Something I heard many years ago still rings true when it comes to collectors of Christmas villages. There are those who collect, those who display, and those who design. Give some thought to what group you might fit in to and the merits and enjoyment of each. No matter what group you may fit in to, here are some helpful tips to bring your level of creativity to new heights and display a village that will make any viewer take notice.
Let us start by acknowledging that there is no wrong or right way to display a collectible village. If we look back at the history of the first miniature villages that were ever displayed, you would be hard pressed to find any record of advanced miniature village construction. That is because collectible Christmas villages have always meant something personal and festive to the person or family doing the display. Not a mechanical or robotic like process to build the best display in town.
If a study were taken, we may be surprised to find out that a villager’s prized display means more to them for the pleasure of viewing their miniature world than what anyone else may think of it. When your heart and creative talents go in to building your own village display, that really should be all that counts. Having said all that, there are ways though of adding creative elements to your village display that will generate a few more oohs and aahs if that is what you are looking for.
Collectors: By far, collectors are for the most part striving for a different goal than villagers who are more interested in displaying or designing. They will typically get more enjoyment out of finding and obtaining a rare collectible item that can be added to their collection. Quite often, the collectible piece is treasured greater for its expected growth in value over time, and may seldom see the light of day outside of its protective box.
Displayers: When the Christmas holidays come around, displayers are usually anxious and more than proud to bring out and show off their collection of Christmas village buildings and accessories. The village display is a vital part of the entire decorating scheme, but seldom is the focal point. Christmas retailers and stores selling Department 56, Lemax, or most other village collectibles, usually fall under this category as well, as their goal is to display as much of the collection for sale as possible. However, what if using some of the characteristics of the following category of ‘designer’ were employed to display those same pieces in a more vivid and lifelike way? They might find store patrons more enthused over the display, and likely to start purchasing their own village collectibles when they see how creative a display can get.
Designers: A designer is never satisfied with just collecting or setting up a simple display. Challenged to vary their display arrangement each time, and add new elements as focal points, a designer is more concerned and driven by the structure and supporting elements of the village display rather than the pieces themselves. The philosophy is of the thought that when the display foundation and accessorizing nuances of the village are emphasized, the village itself is able to come to life in a more magical way.

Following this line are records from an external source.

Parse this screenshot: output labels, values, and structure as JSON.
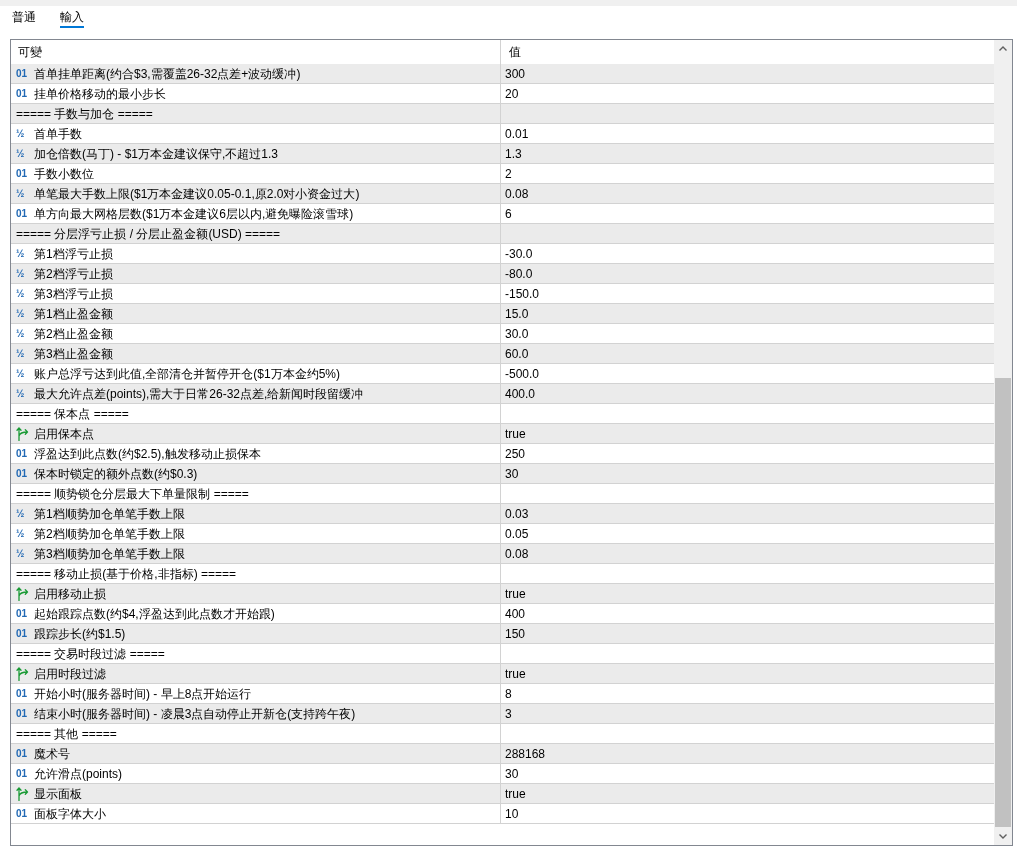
{
  "tabs": [
    {
      "label": "普通",
      "selected": false
    },
    {
      "label": "輸入",
      "selected": true
    }
  ],
  "table": {
    "columns": [
      "可變",
      "值"
    ],
    "rows": [
      {
        "kind": "number",
        "icon": "01",
        "name": "首单挂单距离(约合$3,需覆盖26-32点差+波动缓冲)",
        "value": "300"
      },
      {
        "kind": "number",
        "icon": "01",
        "name": "挂单价格移动的最小步长",
        "value": "20"
      },
      {
        "kind": "section",
        "name": "===== 手数与加仓 ====="
      },
      {
        "kind": "number",
        "icon": "½",
        "name": "首单手数",
        "value": "0.01"
      },
      {
        "kind": "number",
        "icon": "½",
        "name": "加仓倍数(马丁) - $1万本金建议保守,不超过1.3",
        "value": "1.3"
      },
      {
        "kind": "number",
        "icon": "01",
        "name": "手数小数位",
        "value": "2"
      },
      {
        "kind": "number",
        "icon": "½",
        "name": "单笔最大手数上限($1万本金建议0.05-0.1,原2.0对小资金过大)",
        "value": "0.08"
      },
      {
        "kind": "number",
        "icon": "01",
        "name": "单方向最大网格层数($1万本金建议6层以内,避免曝险滚雪球)",
        "value": "6"
      },
      {
        "kind": "section",
        "name": "===== 分层浮亏止损 / 分层止盈金额(USD) ====="
      },
      {
        "kind": "number",
        "icon": "½",
        "name": "第1档浮亏止损",
        "value": "-30.0"
      },
      {
        "kind": "number",
        "icon": "½",
        "name": "第2档浮亏止损",
        "value": "-80.0"
      },
      {
        "kind": "number",
        "icon": "½",
        "name": "第3档浮亏止损",
        "value": "-150.0"
      },
      {
        "kind": "number",
        "icon": "½",
        "name": "第1档止盈金额",
        "value": "15.0"
      },
      {
        "kind": "number",
        "icon": "½",
        "name": "第2档止盈金额",
        "value": "30.0"
      },
      {
        "kind": "number",
        "icon": "½",
        "name": "第3档止盈金额",
        "value": "60.0"
      },
      {
        "kind": "number",
        "icon": "½",
        "name": "账户总浮亏达到此值,全部清仓并暂停开仓($1万本金约5%)",
        "value": "-500.0"
      },
      {
        "kind": "number",
        "icon": "½",
        "name": "最大允许点差(points),需大于日常26-32点差,给新闻时段留缓冲",
        "value": "400.0"
      },
      {
        "kind": "section",
        "name": "===== 保本点 ====="
      },
      {
        "kind": "bool",
        "name": "启用保本点",
        "value": "true"
      },
      {
        "kind": "number",
        "icon": "01",
        "name": "浮盈达到此点数(约$2.5),触发移动止损保本",
        "value": "250"
      },
      {
        "kind": "number",
        "icon": "01",
        "name": "保本时锁定的额外点数(约$0.3)",
        "value": "30"
      },
      {
        "kind": "section",
        "name": "===== 顺势锁仓分层最大下单量限制 ====="
      },
      {
        "kind": "number",
        "icon": "½",
        "name": "第1档顺势加仓单笔手数上限",
        "value": "0.03"
      },
      {
        "kind": "number",
        "icon": "½",
        "name": "第2档顺势加仓单笔手数上限",
        "value": "0.05"
      },
      {
        "kind": "number",
        "icon": "½",
        "name": "第3档顺势加仓单笔手数上限",
        "value": "0.08"
      },
      {
        "kind": "section",
        "name": "===== 移动止损(基于价格,非指标) ====="
      },
      {
        "kind": "bool",
        "name": "启用移动止损",
        "value": "true"
      },
      {
        "kind": "number",
        "icon": "01",
        "name": "起始跟踪点数(约$4,浮盈达到此点数才开始跟)",
        "value": "400"
      },
      {
        "kind": "number",
        "icon": "01",
        "name": "跟踪步长(约$1.5)",
        "value": "150"
      },
      {
        "kind": "section",
        "name": "===== 交易时段过滤 ====="
      },
      {
        "kind": "bool",
        "name": "启用时段过滤",
        "value": "true"
      },
      {
        "kind": "number",
        "icon": "01",
        "name": "开始小时(服务器时间) - 早上8点开始运行",
        "value": "8"
      },
      {
        "kind": "number",
        "icon": "01",
        "name": "结束小时(服务器时间) - 凌晨3点自动停止开新仓(支持跨午夜)",
        "value": "3"
      },
      {
        "kind": "section",
        "name": "===== 其他 ====="
      },
      {
        "kind": "number",
        "icon": "01",
        "name": "魔术号",
        "value": "288168"
      },
      {
        "kind": "number",
        "icon": "01",
        "name": "允许滑点(points)",
        "value": "30"
      },
      {
        "kind": "bool",
        "name": "显示面板",
        "value": "true"
      },
      {
        "kind": "number",
        "icon": "01",
        "name": "面板字体大小",
        "value": "10"
      }
    ]
  }
}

As a footnote, each of the mentioned categories of villagers is interchangeable. For example, a person may be mainly a displayer but find themselves captivated by certain Department 56 or Lemax pieces, thereby exhibiting characteristics of both categories. A hybrid villager of you will. Sorry, thought it might be kind of fun to invent a new villager class using a very popular and current word such as ‘hybrid.’ To give a direct example, I am a designer by passion and by trade. Yet, I am very fond of the Thomas Kinkade Lamplight Village and Seaside Village pieces produced by Hawthorne Village. The details rival if not surpass that of Department 56, and is superior in the ability to prevent interior light from shining through anywhere but windows. As a designer, that is something I look for when aiming for realism.
Whatever category you fall in to, enjoy the peace and happiness that being a villager can bring.